EXERCISE: Where the data below contains pictures, omit them; output the rest word for word.

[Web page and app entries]
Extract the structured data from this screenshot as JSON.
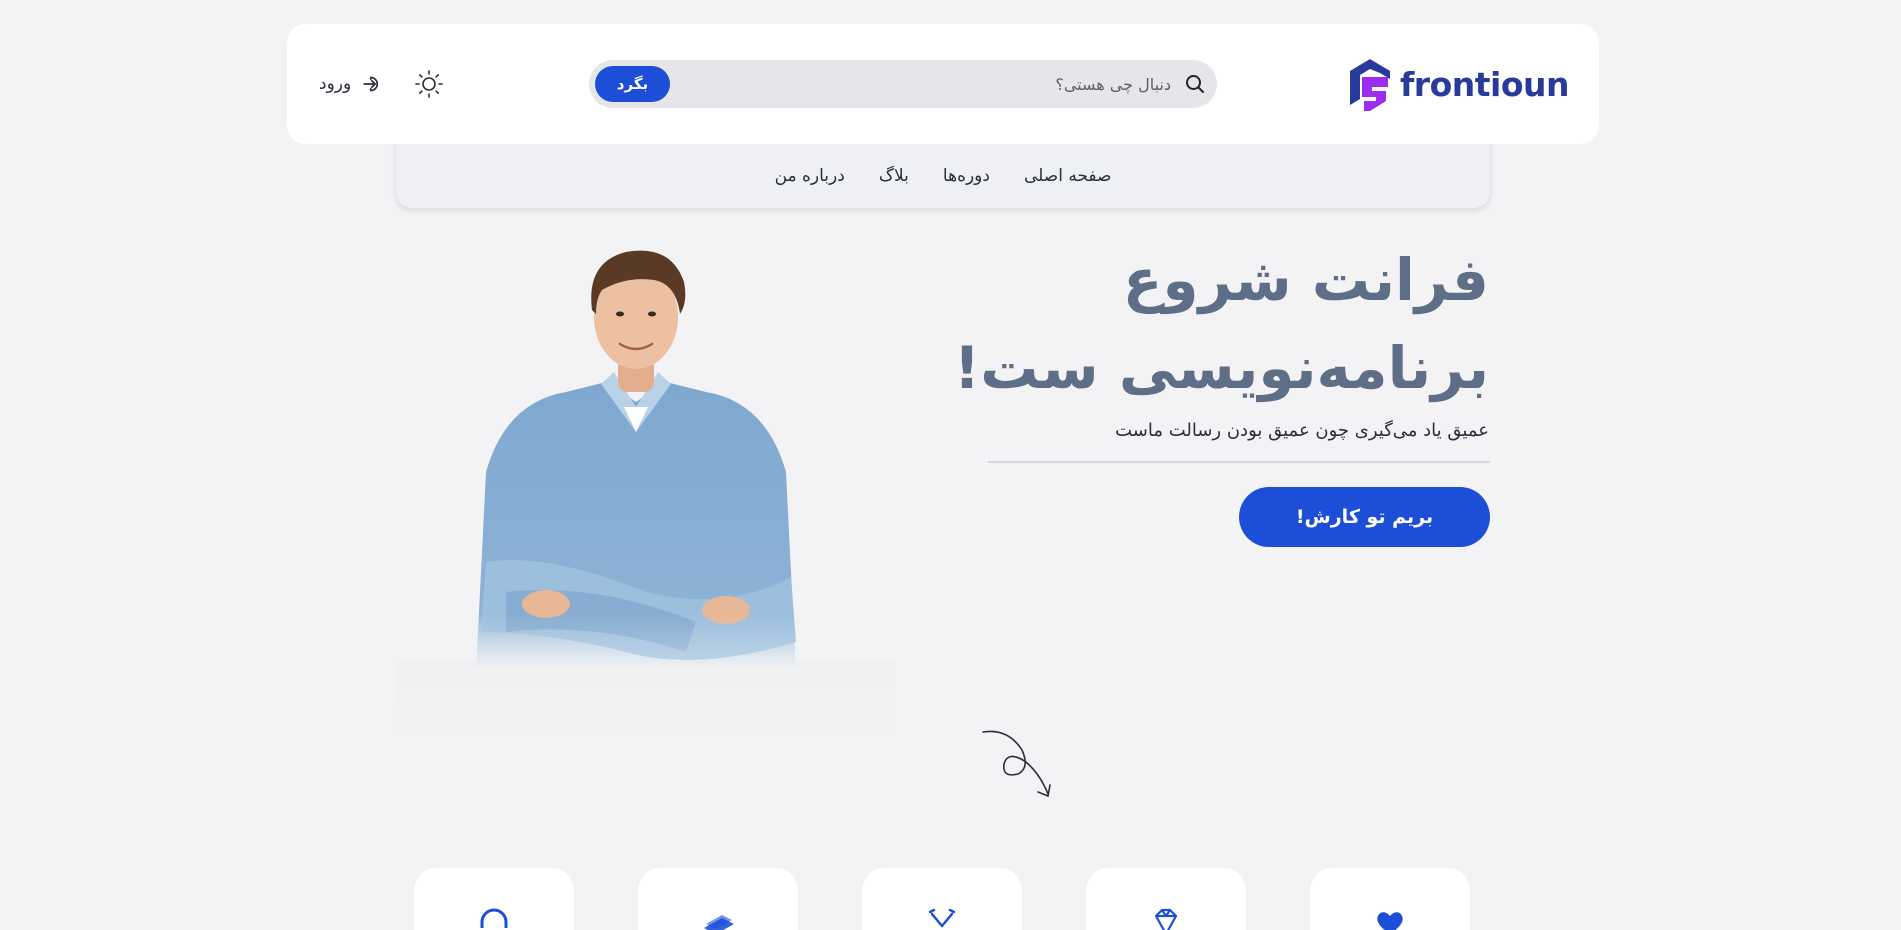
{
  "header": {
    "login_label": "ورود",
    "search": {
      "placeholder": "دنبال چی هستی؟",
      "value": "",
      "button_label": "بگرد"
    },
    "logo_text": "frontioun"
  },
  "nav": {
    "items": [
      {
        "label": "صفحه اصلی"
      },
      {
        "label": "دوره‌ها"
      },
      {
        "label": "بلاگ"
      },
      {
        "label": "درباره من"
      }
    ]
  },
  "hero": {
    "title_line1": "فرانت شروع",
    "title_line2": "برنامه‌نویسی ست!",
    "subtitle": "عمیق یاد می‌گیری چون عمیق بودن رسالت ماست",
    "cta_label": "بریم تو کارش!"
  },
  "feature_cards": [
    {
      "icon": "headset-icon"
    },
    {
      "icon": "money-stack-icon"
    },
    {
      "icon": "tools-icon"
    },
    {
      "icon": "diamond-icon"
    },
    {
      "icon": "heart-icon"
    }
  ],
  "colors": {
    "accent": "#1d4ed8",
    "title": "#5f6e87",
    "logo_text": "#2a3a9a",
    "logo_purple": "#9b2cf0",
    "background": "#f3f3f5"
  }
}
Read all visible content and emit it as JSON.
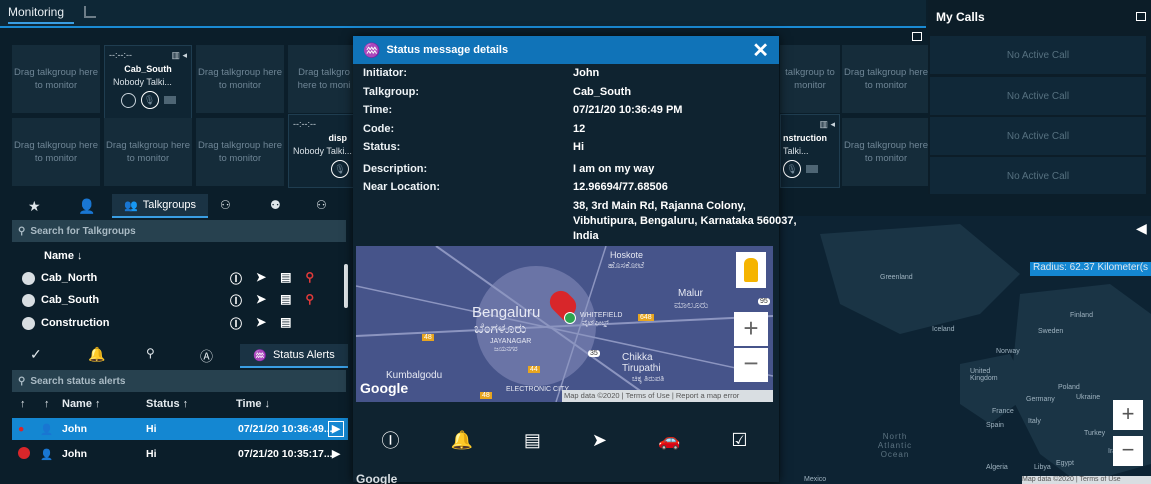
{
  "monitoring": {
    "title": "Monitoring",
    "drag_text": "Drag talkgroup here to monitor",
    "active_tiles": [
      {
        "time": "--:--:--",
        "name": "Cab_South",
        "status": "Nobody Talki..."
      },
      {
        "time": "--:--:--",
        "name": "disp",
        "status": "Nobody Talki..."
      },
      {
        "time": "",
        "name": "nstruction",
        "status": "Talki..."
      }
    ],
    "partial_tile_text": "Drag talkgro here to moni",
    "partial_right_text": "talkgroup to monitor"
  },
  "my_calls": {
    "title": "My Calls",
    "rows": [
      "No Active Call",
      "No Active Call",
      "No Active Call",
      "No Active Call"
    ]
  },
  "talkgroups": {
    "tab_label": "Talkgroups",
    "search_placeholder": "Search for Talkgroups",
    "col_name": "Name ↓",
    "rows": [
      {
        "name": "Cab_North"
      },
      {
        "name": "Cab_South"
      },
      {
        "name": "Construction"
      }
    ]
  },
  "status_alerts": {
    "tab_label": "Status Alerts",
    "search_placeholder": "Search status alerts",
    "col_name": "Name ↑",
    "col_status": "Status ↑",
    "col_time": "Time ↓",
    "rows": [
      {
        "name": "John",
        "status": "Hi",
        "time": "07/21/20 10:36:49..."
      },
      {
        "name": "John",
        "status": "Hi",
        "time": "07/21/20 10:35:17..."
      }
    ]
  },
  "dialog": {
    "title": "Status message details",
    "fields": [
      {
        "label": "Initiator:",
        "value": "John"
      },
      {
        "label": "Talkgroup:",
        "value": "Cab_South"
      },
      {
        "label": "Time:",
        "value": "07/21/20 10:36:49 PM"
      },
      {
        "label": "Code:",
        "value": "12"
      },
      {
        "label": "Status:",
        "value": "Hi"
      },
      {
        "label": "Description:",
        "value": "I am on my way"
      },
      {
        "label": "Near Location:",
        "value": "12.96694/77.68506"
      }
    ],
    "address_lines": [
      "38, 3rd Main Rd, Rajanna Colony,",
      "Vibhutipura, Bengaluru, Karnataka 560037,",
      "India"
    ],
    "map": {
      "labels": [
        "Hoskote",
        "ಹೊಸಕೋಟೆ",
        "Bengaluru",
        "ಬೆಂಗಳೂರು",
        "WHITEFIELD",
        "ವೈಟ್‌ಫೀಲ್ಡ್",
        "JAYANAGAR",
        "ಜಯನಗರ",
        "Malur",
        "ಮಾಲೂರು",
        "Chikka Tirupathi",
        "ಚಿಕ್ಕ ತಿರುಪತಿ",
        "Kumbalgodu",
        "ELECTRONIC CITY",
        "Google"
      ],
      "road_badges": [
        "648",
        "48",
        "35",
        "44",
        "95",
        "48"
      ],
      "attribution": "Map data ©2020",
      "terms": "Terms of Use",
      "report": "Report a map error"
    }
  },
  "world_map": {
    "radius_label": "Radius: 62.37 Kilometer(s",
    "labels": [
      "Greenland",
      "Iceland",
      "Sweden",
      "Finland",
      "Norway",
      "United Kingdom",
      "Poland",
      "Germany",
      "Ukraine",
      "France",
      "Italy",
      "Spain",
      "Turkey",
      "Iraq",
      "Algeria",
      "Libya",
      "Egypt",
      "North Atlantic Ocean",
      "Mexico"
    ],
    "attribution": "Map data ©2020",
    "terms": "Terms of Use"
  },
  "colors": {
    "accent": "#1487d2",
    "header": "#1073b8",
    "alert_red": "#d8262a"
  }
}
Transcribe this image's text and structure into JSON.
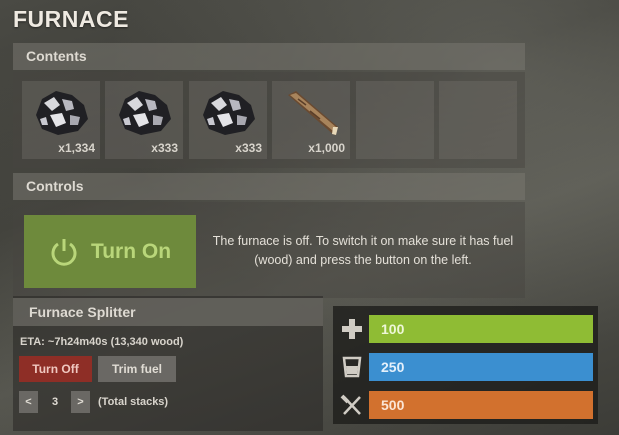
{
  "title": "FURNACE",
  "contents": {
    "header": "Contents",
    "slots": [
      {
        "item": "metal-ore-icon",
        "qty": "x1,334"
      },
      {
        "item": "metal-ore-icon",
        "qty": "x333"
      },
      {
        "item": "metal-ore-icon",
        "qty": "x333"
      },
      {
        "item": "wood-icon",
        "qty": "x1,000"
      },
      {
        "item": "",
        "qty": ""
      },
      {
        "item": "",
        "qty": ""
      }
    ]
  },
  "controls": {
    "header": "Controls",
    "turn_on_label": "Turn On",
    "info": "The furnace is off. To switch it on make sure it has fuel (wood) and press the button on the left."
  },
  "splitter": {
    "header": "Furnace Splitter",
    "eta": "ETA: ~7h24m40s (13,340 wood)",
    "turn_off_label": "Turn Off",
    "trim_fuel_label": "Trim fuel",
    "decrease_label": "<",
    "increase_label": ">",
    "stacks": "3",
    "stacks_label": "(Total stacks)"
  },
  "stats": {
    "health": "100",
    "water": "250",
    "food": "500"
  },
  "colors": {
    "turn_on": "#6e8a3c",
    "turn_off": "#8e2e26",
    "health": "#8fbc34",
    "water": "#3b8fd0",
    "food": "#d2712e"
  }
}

PROBLEM SOLUTION:
Extract the structured data from this screenshot as JSON.
{
  "header": {
    "login_label": "ورود",
    "search": {
      "placeholder": "دنبال چی هستی؟",
      "value": "",
      "button_label": "بگرد"
    },
    "logo_text": "frontioun"
  },
  "nav": {
    "items": [
      {
        "label": "صفحه اصلی"
      },
      {
        "label": "دوره‌ها"
      },
      {
        "label": "بلاگ"
      },
      {
        "label": "درباره من"
      }
    ]
  },
  "hero": {
    "title_line1": "فرانت شروع",
    "title_line2": "برنامه‌نویسی ست!",
    "subtitle": "عمیق یاد می‌گیری چون عمیق بودن رسالت ماست",
    "cta_label": "بریم تو کارش!"
  },
  "feature_cards": [
    {
      "icon": "headset-icon"
    },
    {
      "icon": "money-stack-icon"
    },
    {
      "icon": "tools-icon"
    },
    {
      "icon": "diamond-icon"
    },
    {
      "icon": "heart-icon"
    }
  ],
  "colors": {
    "accent": "#1d4ed8",
    "title": "#5f6e87",
    "logo_text": "#2a3a9a",
    "logo_purple": "#9b2cf0",
    "background": "#f3f3f5"
  }
}
Read all visible content and emit it as JSON.
{
  "monitoring": {
    "title": "Monitoring",
    "drag_text": "Drag talkgroup here to monitor",
    "active_tiles": [
      {
        "time": "--:--:--",
        "name": "Cab_South",
        "status": "Nobody Talki..."
      },
      {
        "time": "--:--:--",
        "name": "disp",
        "status": "Nobody Talki..."
      },
      {
        "time": "",
        "name": "nstruction",
        "status": "Talki..."
      }
    ],
    "partial_tile_text": "Drag talkgro here to moni",
    "partial_right_text": "talkgroup to monitor"
  },
  "my_calls": {
    "title": "My Calls",
    "rows": [
      "No Active Call",
      "No Active Call",
      "No Active Call",
      "No Active Call"
    ]
  },
  "talkgroups": {
    "tab_label": "Talkgroups",
    "search_placeholder": "Search for Talkgroups",
    "col_name": "Name ↓",
    "rows": [
      {
        "name": "Cab_North"
      },
      {
        "name": "Cab_South"
      },
      {
        "name": "Construction"
      }
    ]
  },
  "status_alerts": {
    "tab_label": "Status Alerts",
    "search_placeholder": "Search status alerts",
    "col_name": "Name ↑",
    "col_status": "Status ↑",
    "col_time": "Time ↓",
    "rows": [
      {
        "name": "John",
        "status": "Hi",
        "time": "07/21/20 10:36:49..."
      },
      {
        "name": "John",
        "status": "Hi",
        "time": "07/21/20 10:35:17..."
      }
    ]
  },
  "dialog": {
    "title": "Status message details",
    "fields": [
      {
        "label": "Initiator:",
        "value": "John"
      },
      {
        "label": "Talkgroup:",
        "value": "Cab_South"
      },
      {
        "label": "Time:",
        "value": "07/21/20 10:36:49 PM"
      },
      {
        "label": "Code:",
        "value": "12"
      },
      {
        "label": "Status:",
        "value": "Hi"
      },
      {
        "label": "Description:",
        "value": "I am on my way"
      },
      {
        "label": "Near Location:",
        "value": "12.96694/77.68506"
      }
    ],
    "address_lines": [
      "38, 3rd Main Rd, Rajanna Colony,",
      "Vibhutipura, Bengaluru, Karnataka 560037,",
      "India"
    ],
    "map": {
      "labels": [
        "Hoskote",
        "ಹೊಸಕೋಟೆ",
        "Bengaluru",
        "ಬೆಂಗಳೂರು",
        "WHITEFIELD",
        "ವೈಟ್‌ಫೀಲ್ಡ್",
        "JAYANAGAR",
        "ಜಯನಗರ",
        "Malur",
        "ಮಾಲೂರು",
        "Chikka Tirupathi",
        "ಚಿಕ್ಕ ತಿರುಪತಿ",
        "Kumbalgodu",
        "ELECTRONIC CITY",
        "Google"
      ],
      "road_badges": [
        "648",
        "48",
        "35",
        "44",
        "95",
        "48"
      ],
      "attribution": "Map data ©2020",
      "terms": "Terms of Use",
      "report": "Report a map error"
    }
  },
  "world_map": {
    "radius_label": "Radius: 62.37 Kilometer(s",
    "labels": [
      "Greenland",
      "Iceland",
      "Sweden",
      "Finland",
      "Norway",
      "United Kingdom",
      "Poland",
      "Germany",
      "Ukraine",
      "France",
      "Italy",
      "Spain",
      "Turkey",
      "Iraq",
      "Algeria",
      "Libya",
      "Egypt",
      "North Atlantic Ocean",
      "Mexico"
    ],
    "attribution": "Map data ©2020",
    "terms": "Terms of Use"
  },
  "colors": {
    "accent": "#1487d2",
    "header": "#1073b8",
    "alert_red": "#d8262a"
  }
}
Transcribe this image's text and structure into JSON.
{
  "title": "FURNACE",
  "contents": {
    "header": "Contents",
    "slots": [
      {
        "item": "metal-ore-icon",
        "qty": "x1,334"
      },
      {
        "item": "metal-ore-icon",
        "qty": "x333"
      },
      {
        "item": "metal-ore-icon",
        "qty": "x333"
      },
      {
        "item": "wood-icon",
        "qty": "x1,000"
      },
      {
        "item": "",
        "qty": ""
      },
      {
        "item": "",
        "qty": ""
      }
    ]
  },
  "controls": {
    "header": "Controls",
    "turn_on_label": "Turn On",
    "info": "The furnace is off. To switch it on make sure it has fuel (wood) and press the button on the left."
  },
  "splitter": {
    "header": "Furnace Splitter",
    "eta": "ETA: ~7h24m40s (13,340 wood)",
    "turn_off_label": "Turn Off",
    "trim_fuel_label": "Trim fuel",
    "decrease_label": "<",
    "increase_label": ">",
    "stacks": "3",
    "stacks_label": "(Total stacks)"
  },
  "stats": {
    "health": "100",
    "water": "250",
    "food": "500"
  },
  "colors": {
    "turn_on": "#6e8a3c",
    "turn_off": "#8e2e26",
    "health": "#8fbc34",
    "water": "#3b8fd0",
    "food": "#d2712e"
  }
}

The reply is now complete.